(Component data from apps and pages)
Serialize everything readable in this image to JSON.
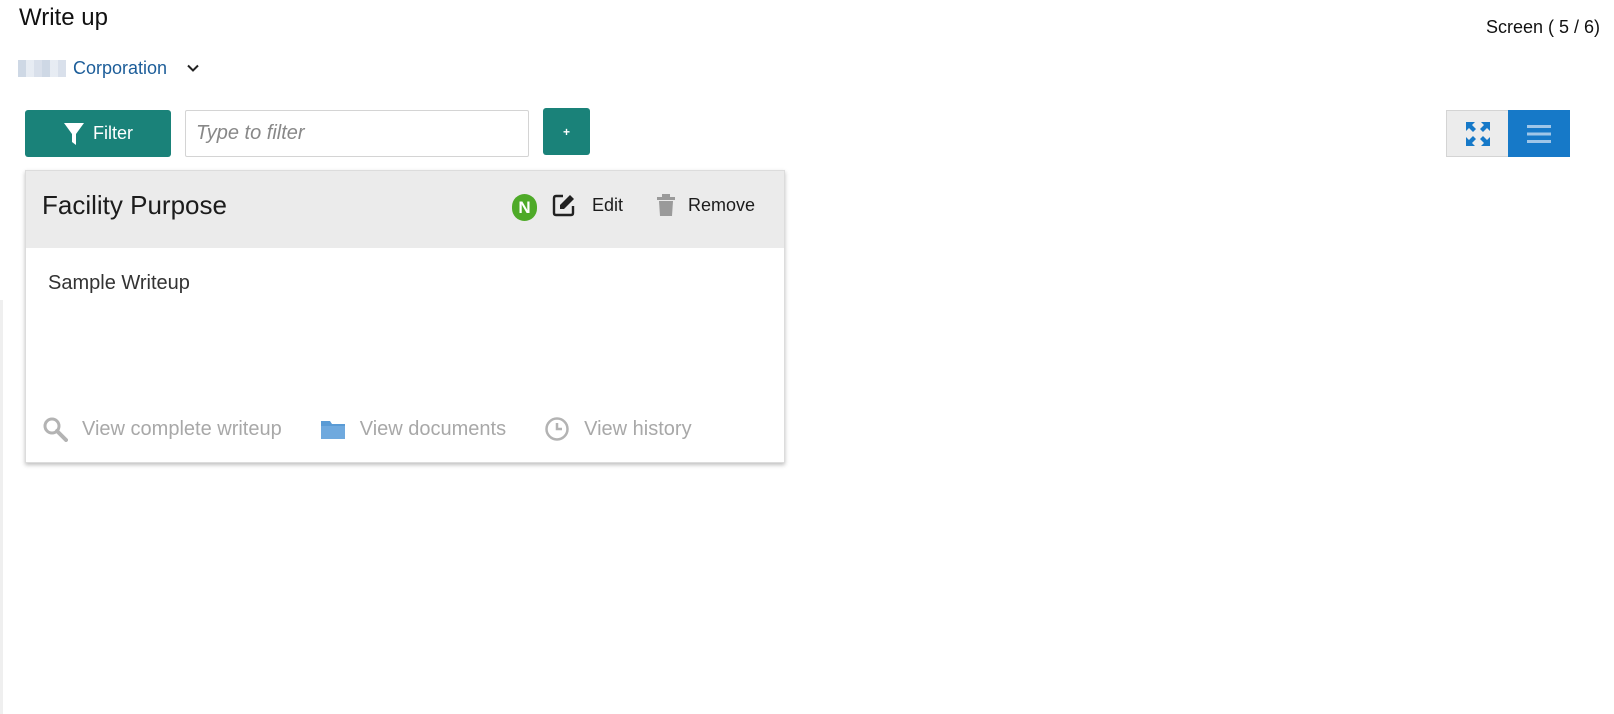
{
  "header": {
    "title": "Write up",
    "screen_indicator": "Screen ( 5 / 6)"
  },
  "party": {
    "name": "Corporation",
    "dropdown_icon": "chevron-down-icon"
  },
  "toolbar": {
    "filter_label": "Filter",
    "filter_icon": "funnel-icon",
    "filter_placeholder": "Type to filter",
    "filter_value": "",
    "add_label": "+",
    "view_tile_icon": "expand-arrows-icon",
    "view_list_icon": "hamburger-list-icon"
  },
  "card": {
    "title": "Facility Purpose",
    "status_badge": "N",
    "edit_label": "Edit",
    "remove_label": "Remove",
    "writeup": "Sample Writeup",
    "footer": {
      "view_complete_writeup": "View complete writeup",
      "view_documents": "View documents",
      "view_history": "View history"
    }
  },
  "colors": {
    "primary_teal": "#1a8279",
    "active_blue": "#1679c8",
    "badge_green": "#4eaa28",
    "link_blue": "#1c5d99",
    "muted_gray": "#a8a8a8"
  }
}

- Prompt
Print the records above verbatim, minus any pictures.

- Solution to the exercise
Serialize everything readable in this image to JSON.
{
  "header": {
    "title": "Write up",
    "screen_indicator": "Screen ( 5 / 6)"
  },
  "party": {
    "name": "Corporation",
    "dropdown_icon": "chevron-down-icon"
  },
  "toolbar": {
    "filter_label": "Filter",
    "filter_icon": "funnel-icon",
    "filter_placeholder": "Type to filter",
    "filter_value": "",
    "add_label": "+",
    "view_tile_icon": "expand-arrows-icon",
    "view_list_icon": "hamburger-list-icon"
  },
  "card": {
    "title": "Facility Purpose",
    "status_badge": "N",
    "edit_label": "Edit",
    "remove_label": "Remove",
    "writeup": "Sample Writeup",
    "footer": {
      "view_complete_writeup": "View complete writeup",
      "view_documents": "View documents",
      "view_history": "View history"
    }
  },
  "colors": {
    "primary_teal": "#1a8279",
    "active_blue": "#1679c8",
    "badge_green": "#4eaa28",
    "link_blue": "#1c5d99",
    "muted_gray": "#a8a8a8"
  }
}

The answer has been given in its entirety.